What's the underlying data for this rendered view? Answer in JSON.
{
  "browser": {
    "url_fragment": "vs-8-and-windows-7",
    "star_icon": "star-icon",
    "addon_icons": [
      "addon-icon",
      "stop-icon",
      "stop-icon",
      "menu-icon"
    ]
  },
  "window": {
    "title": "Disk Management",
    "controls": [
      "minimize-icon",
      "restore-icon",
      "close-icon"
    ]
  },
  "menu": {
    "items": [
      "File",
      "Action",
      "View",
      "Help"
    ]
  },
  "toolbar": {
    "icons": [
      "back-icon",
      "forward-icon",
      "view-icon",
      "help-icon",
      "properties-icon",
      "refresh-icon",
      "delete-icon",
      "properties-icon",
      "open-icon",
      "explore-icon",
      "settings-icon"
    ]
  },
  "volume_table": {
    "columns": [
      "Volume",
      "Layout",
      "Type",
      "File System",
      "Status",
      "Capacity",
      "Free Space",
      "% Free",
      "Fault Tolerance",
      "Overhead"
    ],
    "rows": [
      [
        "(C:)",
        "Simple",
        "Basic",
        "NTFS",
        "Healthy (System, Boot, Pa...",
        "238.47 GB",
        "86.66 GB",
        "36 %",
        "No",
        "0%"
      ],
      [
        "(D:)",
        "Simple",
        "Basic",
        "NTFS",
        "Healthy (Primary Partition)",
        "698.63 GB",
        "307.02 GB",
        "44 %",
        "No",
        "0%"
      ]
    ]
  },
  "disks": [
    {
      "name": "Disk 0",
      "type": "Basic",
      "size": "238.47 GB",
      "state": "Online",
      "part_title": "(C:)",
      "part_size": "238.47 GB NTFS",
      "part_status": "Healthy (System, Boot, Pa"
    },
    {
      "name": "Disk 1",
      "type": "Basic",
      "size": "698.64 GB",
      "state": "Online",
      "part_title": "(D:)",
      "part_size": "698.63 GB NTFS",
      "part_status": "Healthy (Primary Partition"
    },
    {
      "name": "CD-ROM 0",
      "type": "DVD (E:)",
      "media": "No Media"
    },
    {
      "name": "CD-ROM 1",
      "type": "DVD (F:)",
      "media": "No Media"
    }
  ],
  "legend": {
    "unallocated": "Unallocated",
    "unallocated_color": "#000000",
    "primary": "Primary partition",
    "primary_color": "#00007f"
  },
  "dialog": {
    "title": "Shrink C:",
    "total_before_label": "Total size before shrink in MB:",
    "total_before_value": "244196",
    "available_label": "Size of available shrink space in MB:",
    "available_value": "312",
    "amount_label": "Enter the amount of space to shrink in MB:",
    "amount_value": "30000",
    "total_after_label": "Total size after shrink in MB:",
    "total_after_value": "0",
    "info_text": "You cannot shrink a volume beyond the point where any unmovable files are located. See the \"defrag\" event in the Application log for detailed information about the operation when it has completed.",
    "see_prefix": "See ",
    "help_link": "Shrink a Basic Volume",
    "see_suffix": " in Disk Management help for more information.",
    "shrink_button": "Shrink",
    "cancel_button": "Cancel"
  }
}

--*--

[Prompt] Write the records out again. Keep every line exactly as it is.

[Answer space]
What's the underlying data for this rendered view? Answer in JSON.
{
  "browser": {
    "url_fragment": "vs-8-and-windows-7",
    "star_icon": "star-icon",
    "addon_icons": [
      "addon-icon",
      "stop-icon",
      "stop-icon",
      "menu-icon"
    ]
  },
  "window": {
    "title": "Disk Management",
    "controls": [
      "minimize-icon",
      "restore-icon",
      "close-icon"
    ]
  },
  "menu": {
    "items": [
      "File",
      "Action",
      "View",
      "Help"
    ]
  },
  "toolbar": {
    "icons": [
      "back-icon",
      "forward-icon",
      "view-icon",
      "help-icon",
      "properties-icon",
      "refresh-icon",
      "delete-icon",
      "properties-icon",
      "open-icon",
      "explore-icon",
      "settings-icon"
    ]
  },
  "volume_table": {
    "columns": [
      "Volume",
      "Layout",
      "Type",
      "File System",
      "Status",
      "Capacity",
      "Free Space",
      "% Free",
      "Fault Tolerance",
      "Overhead"
    ],
    "rows": [
      [
        "(C:)",
        "Simple",
        "Basic",
        "NTFS",
        "Healthy (System, Boot, Pa...",
        "238.47 GB",
        "86.66 GB",
        "36 %",
        "No",
        "0%"
      ],
      [
        "(D:)",
        "Simple",
        "Basic",
        "NTFS",
        "Healthy (Primary Partition)",
        "698.63 GB",
        "307.02 GB",
        "44 %",
        "No",
        "0%"
      ]
    ]
  },
  "disks": [
    {
      "name": "Disk 0",
      "type": "Basic",
      "size": "238.47 GB",
      "state": "Online",
      "part_title": "(C:)",
      "part_size": "238.47 GB NTFS",
      "part_status": "Healthy (System, Boot, Pa"
    },
    {
      "name": "Disk 1",
      "type": "Basic",
      "size": "698.64 GB",
      "state": "Online",
      "part_title": "(D:)",
      "part_size": "698.63 GB NTFS",
      "part_status": "Healthy (Primary Partition"
    },
    {
      "name": "CD-ROM 0",
      "type": "DVD (E:)",
      "media": "No Media"
    },
    {
      "name": "CD-ROM 1",
      "type": "DVD (F:)",
      "media": "No Media"
    }
  ],
  "legend": {
    "unallocated": "Unallocated",
    "unallocated_color": "#000000",
    "primary": "Primary partition",
    "primary_color": "#00007f"
  },
  "dialog": {
    "title": "Shrink C:",
    "total_before_label": "Total size before shrink in MB:",
    "total_before_value": "244196",
    "available_label": "Size of available shrink space in MB:",
    "available_value": "312",
    "amount_label": "Enter the amount of space to shrink in MB:",
    "amount_value": "30000",
    "total_after_label": "Total size after shrink in MB:",
    "total_after_value": "0",
    "info_text": "You cannot shrink a volume beyond the point where any unmovable files are located. See the \"defrag\" event in the Application log for detailed information about the operation when it has completed.",
    "see_prefix": "See ",
    "help_link": "Shrink a Basic Volume",
    "see_suffix": " in Disk Management help for more information.",
    "shrink_button": "Shrink",
    "cancel_button": "Cancel"
  }
}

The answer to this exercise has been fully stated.